START Task material

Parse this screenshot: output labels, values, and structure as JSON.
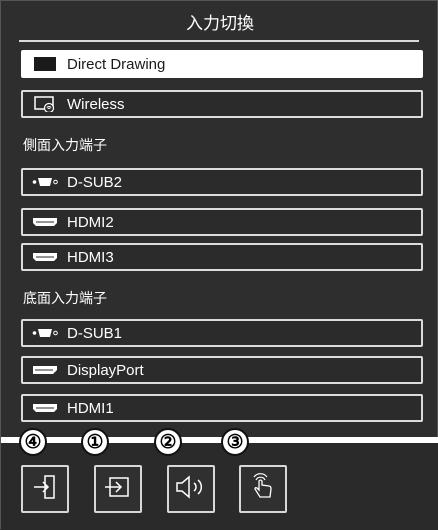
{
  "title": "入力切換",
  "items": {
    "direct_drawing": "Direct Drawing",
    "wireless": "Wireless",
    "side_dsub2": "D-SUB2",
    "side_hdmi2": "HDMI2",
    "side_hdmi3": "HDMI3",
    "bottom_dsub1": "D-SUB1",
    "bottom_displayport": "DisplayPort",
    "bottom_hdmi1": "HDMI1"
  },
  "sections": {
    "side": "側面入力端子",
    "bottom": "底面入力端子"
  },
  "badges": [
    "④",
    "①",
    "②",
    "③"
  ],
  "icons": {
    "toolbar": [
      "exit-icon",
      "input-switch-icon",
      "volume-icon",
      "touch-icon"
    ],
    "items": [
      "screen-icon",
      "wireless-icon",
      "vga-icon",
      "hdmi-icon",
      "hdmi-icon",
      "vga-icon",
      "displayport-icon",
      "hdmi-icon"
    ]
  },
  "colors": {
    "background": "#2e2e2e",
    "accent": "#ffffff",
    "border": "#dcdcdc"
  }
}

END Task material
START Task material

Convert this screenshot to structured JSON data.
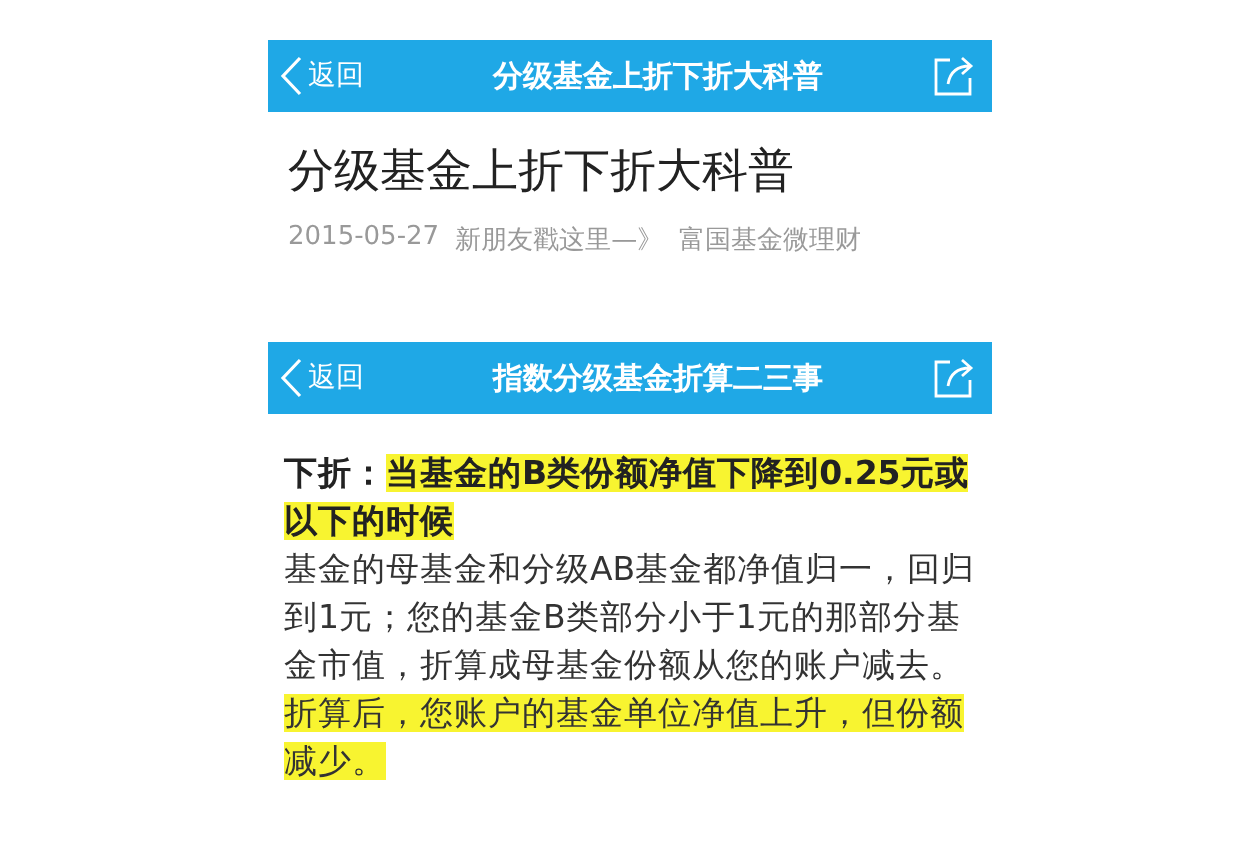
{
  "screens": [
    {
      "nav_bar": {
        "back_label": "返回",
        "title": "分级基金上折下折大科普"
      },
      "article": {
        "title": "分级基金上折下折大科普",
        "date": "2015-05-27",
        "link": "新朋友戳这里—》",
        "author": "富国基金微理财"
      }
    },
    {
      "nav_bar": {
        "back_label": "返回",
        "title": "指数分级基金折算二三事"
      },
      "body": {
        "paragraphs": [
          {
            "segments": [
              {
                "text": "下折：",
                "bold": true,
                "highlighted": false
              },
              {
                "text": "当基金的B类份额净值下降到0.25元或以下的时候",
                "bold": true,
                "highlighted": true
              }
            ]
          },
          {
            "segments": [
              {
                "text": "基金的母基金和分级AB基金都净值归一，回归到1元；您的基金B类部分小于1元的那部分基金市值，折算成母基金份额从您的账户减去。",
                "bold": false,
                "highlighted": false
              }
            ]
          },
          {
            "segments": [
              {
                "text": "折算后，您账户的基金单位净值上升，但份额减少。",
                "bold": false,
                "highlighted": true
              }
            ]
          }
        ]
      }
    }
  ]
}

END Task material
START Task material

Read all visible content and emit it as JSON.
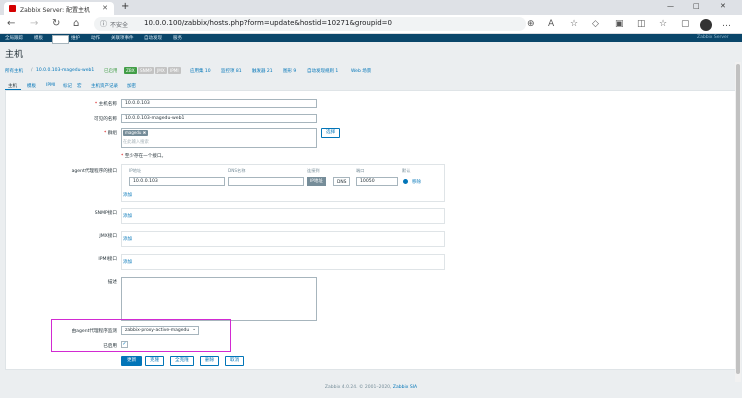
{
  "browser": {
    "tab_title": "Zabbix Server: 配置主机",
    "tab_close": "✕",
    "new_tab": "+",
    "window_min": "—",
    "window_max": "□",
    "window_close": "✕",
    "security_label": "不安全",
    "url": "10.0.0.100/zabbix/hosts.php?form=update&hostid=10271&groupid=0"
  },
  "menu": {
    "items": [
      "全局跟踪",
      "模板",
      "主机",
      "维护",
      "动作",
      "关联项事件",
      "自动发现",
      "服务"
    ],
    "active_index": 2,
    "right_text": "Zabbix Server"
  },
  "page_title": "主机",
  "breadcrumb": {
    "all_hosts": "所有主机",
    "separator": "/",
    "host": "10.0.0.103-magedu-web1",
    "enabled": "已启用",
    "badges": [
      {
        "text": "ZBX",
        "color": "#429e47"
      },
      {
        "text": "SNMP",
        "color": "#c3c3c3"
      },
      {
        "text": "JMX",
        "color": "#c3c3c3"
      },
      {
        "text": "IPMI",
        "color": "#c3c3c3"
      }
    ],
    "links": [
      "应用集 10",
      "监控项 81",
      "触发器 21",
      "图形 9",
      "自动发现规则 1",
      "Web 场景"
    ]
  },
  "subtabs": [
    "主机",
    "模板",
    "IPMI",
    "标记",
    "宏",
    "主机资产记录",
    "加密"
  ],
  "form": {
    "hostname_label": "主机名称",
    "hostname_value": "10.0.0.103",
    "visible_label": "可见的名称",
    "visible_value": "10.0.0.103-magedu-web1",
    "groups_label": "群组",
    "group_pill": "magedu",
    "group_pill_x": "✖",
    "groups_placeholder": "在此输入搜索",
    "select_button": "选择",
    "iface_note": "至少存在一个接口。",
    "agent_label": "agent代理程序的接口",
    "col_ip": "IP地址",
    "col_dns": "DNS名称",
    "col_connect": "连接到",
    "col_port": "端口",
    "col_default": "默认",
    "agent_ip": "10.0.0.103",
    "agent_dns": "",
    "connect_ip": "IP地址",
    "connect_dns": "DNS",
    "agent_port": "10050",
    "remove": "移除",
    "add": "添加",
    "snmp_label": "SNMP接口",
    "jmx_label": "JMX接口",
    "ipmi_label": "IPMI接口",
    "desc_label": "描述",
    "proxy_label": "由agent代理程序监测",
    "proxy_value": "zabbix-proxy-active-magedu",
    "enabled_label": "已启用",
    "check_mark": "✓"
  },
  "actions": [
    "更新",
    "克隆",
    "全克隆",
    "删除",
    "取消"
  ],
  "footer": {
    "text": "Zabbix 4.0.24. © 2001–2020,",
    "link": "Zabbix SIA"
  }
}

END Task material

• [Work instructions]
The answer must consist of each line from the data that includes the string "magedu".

• [Exercise result]
    "host": "10.0.0.103-magedu-web1",
    "visible_value": "10.0.0.103-magedu-web1",
    "group_pill": "magedu",
    "proxy_value": "zabbix-proxy-active-magedu",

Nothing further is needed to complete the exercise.